* Exercise prompt *
Using the data below, return every line that holds the word "name".

* Data shown *
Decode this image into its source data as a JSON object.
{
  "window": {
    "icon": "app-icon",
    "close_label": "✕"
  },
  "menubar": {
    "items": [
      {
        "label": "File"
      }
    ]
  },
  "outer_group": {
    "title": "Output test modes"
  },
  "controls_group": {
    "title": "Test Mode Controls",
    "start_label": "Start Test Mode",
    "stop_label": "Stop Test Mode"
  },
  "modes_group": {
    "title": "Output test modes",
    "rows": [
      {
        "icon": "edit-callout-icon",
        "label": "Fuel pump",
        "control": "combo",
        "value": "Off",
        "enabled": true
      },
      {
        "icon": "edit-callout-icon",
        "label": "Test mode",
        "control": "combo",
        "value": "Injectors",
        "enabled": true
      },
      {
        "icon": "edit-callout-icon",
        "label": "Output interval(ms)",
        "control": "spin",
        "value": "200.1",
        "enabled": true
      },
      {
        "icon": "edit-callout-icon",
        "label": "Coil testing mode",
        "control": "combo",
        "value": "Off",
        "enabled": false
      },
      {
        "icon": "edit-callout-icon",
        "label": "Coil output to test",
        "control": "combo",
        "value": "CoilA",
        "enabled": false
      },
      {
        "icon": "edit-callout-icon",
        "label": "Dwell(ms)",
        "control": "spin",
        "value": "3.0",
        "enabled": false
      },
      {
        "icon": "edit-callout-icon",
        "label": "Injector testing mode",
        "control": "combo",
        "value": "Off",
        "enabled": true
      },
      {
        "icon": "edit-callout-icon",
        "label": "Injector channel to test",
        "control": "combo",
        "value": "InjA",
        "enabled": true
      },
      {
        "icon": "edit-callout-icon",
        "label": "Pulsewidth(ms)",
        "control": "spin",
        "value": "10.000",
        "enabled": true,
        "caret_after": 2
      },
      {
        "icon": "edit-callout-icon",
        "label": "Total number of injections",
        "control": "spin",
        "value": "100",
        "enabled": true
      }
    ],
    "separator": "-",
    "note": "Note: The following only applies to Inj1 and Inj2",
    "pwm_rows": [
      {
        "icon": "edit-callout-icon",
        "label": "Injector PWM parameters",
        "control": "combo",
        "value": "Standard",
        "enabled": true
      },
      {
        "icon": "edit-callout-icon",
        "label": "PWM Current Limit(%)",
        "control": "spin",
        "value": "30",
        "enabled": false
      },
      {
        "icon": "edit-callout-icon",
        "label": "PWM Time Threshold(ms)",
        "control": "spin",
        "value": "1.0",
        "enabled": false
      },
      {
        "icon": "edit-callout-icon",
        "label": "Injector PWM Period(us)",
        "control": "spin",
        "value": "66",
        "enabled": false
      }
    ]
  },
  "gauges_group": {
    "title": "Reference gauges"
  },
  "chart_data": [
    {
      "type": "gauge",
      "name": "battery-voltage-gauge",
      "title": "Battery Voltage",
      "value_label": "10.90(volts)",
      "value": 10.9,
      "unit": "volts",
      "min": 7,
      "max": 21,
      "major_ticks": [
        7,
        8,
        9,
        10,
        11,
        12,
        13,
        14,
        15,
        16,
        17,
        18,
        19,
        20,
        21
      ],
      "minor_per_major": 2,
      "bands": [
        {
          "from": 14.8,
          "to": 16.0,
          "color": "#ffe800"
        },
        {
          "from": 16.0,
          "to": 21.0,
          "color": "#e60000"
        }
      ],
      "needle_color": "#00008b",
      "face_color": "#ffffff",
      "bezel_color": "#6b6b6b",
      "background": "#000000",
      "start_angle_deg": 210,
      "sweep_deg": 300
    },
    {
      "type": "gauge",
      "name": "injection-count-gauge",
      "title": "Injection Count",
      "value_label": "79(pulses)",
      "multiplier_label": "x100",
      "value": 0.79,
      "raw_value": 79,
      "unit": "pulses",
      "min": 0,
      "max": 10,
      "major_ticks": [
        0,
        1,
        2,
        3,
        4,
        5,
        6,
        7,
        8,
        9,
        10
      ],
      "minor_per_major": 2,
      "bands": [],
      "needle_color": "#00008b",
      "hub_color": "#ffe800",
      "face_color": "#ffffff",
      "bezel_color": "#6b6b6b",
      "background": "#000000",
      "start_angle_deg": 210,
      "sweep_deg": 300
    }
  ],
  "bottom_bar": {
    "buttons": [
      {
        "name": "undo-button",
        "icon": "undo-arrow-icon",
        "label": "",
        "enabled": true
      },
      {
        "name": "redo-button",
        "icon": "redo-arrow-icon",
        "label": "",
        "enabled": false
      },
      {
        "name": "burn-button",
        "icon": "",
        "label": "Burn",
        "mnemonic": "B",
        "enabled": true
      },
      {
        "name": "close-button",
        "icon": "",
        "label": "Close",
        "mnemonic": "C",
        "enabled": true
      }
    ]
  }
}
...
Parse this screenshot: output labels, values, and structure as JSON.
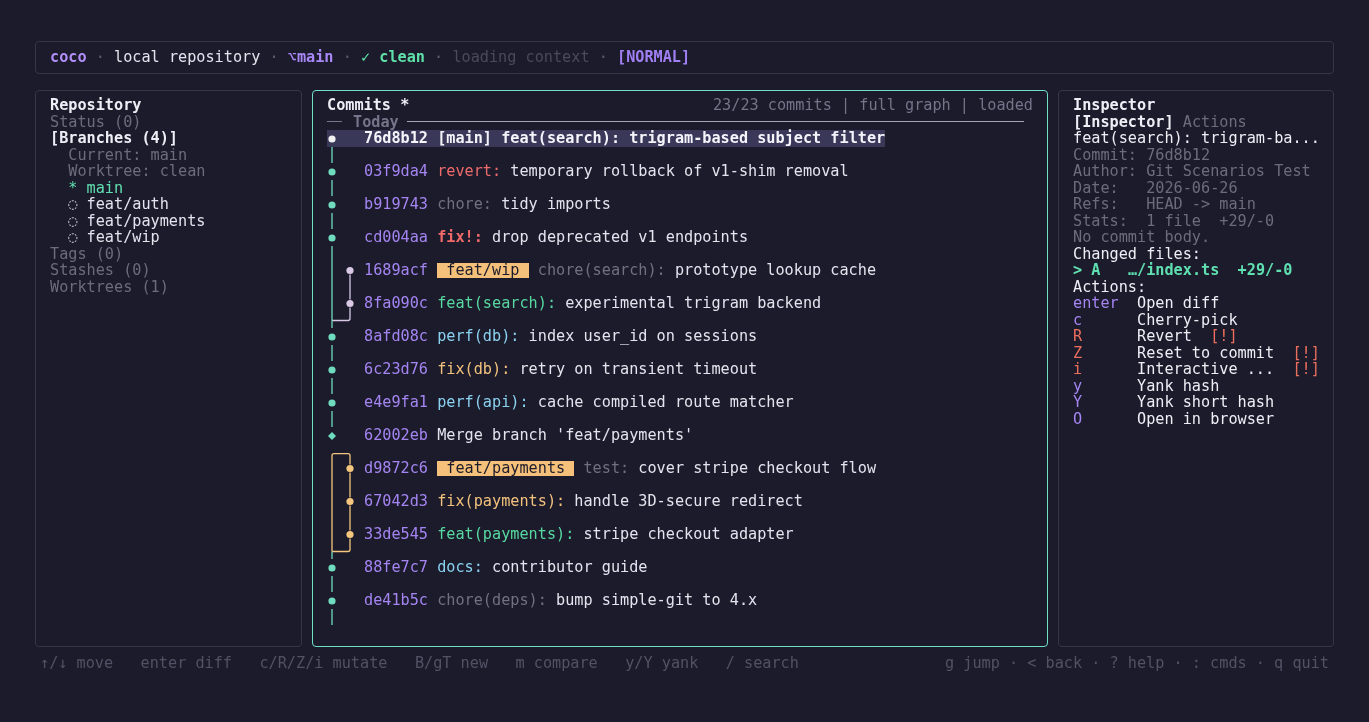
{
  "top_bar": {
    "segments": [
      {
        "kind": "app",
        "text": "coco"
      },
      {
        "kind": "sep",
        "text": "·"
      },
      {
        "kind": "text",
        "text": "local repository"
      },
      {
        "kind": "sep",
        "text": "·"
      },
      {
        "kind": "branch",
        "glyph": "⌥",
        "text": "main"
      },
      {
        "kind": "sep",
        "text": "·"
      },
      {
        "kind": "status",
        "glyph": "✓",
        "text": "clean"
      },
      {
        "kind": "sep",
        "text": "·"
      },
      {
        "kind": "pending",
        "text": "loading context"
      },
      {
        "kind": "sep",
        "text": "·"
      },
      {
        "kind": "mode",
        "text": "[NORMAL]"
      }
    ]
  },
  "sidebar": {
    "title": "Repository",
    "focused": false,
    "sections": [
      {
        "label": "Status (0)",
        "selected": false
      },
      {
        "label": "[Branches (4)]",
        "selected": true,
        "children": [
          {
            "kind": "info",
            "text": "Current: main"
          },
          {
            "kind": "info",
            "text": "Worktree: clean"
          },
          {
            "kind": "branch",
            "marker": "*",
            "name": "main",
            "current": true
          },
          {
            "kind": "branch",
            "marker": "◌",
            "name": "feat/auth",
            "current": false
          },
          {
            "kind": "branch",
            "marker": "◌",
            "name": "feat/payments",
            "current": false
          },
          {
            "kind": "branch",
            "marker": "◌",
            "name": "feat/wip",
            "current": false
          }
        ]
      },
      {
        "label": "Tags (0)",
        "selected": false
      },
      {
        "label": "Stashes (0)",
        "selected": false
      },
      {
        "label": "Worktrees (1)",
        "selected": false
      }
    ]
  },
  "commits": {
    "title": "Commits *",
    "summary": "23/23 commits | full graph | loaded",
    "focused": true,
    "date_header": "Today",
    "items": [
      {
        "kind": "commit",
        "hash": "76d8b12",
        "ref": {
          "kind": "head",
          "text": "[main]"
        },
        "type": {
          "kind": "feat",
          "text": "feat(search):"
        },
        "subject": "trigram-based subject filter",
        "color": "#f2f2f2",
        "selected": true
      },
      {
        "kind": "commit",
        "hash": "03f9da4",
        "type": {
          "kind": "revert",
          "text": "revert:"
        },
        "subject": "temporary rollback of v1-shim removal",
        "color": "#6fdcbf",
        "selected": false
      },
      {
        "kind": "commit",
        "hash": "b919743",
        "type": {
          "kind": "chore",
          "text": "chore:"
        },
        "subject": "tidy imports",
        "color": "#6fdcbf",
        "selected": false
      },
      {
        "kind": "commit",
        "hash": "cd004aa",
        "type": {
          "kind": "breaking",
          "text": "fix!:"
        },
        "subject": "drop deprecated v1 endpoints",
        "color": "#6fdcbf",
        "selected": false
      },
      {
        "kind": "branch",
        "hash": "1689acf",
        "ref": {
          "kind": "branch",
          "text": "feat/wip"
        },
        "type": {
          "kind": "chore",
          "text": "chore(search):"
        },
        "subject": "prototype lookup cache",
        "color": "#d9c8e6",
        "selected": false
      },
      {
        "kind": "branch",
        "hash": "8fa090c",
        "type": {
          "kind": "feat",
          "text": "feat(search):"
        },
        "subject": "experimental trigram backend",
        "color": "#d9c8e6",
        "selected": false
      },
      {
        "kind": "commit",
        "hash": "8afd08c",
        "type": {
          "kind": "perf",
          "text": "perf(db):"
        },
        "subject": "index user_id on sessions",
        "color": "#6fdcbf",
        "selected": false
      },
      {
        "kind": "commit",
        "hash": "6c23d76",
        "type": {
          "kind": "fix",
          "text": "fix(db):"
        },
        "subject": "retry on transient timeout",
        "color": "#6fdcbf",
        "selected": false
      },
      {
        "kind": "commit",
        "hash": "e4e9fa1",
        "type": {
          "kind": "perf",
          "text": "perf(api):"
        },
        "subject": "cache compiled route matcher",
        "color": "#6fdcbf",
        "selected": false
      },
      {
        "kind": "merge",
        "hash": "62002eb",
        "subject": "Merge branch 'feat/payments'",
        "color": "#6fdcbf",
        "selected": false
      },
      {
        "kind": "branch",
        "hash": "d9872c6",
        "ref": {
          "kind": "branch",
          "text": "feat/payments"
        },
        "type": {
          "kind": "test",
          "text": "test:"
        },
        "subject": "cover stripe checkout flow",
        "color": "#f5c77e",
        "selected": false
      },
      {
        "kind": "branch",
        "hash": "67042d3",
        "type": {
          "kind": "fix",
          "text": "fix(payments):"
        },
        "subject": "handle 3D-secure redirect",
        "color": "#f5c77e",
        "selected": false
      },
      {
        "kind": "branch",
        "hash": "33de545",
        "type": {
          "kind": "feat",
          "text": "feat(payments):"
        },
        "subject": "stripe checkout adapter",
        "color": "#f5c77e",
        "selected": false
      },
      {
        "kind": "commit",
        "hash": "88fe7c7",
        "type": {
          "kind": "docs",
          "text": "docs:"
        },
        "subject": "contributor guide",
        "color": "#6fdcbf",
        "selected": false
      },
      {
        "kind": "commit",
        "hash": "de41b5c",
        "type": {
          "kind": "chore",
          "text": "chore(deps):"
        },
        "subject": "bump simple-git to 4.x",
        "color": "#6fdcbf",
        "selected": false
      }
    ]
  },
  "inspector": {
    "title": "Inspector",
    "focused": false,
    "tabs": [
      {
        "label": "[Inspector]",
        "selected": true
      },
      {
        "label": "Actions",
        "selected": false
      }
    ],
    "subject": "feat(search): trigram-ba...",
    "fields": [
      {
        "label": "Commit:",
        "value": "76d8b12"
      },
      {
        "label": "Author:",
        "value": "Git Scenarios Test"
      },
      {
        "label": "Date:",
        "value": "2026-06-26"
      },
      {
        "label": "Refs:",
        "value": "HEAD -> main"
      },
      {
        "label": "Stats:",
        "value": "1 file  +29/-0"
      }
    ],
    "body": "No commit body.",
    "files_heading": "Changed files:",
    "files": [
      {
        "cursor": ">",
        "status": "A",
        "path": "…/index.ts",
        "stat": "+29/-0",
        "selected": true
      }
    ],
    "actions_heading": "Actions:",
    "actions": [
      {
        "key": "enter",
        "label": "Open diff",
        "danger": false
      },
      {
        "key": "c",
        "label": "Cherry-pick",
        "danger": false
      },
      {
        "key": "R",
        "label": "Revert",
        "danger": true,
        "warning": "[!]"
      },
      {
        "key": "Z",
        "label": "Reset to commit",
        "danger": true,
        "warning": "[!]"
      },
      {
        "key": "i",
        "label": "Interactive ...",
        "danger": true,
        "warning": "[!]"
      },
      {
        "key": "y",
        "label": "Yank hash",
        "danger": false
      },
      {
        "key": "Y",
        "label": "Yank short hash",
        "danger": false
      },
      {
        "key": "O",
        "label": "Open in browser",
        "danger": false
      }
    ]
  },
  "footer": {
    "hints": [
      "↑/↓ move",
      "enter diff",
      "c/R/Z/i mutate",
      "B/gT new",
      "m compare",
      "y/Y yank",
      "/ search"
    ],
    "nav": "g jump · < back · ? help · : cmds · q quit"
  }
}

* Result *
      "name": "battery-voltage-gauge",
      "name": "injection-count-gauge",
        "name": "undo-button",
        "name": "redo-button",
        "name": "burn-button",
        "name": "close-button",
            "name": "main",
            "name": "feat/auth",
            "name": "feat/payments",
            "name": "feat/wip",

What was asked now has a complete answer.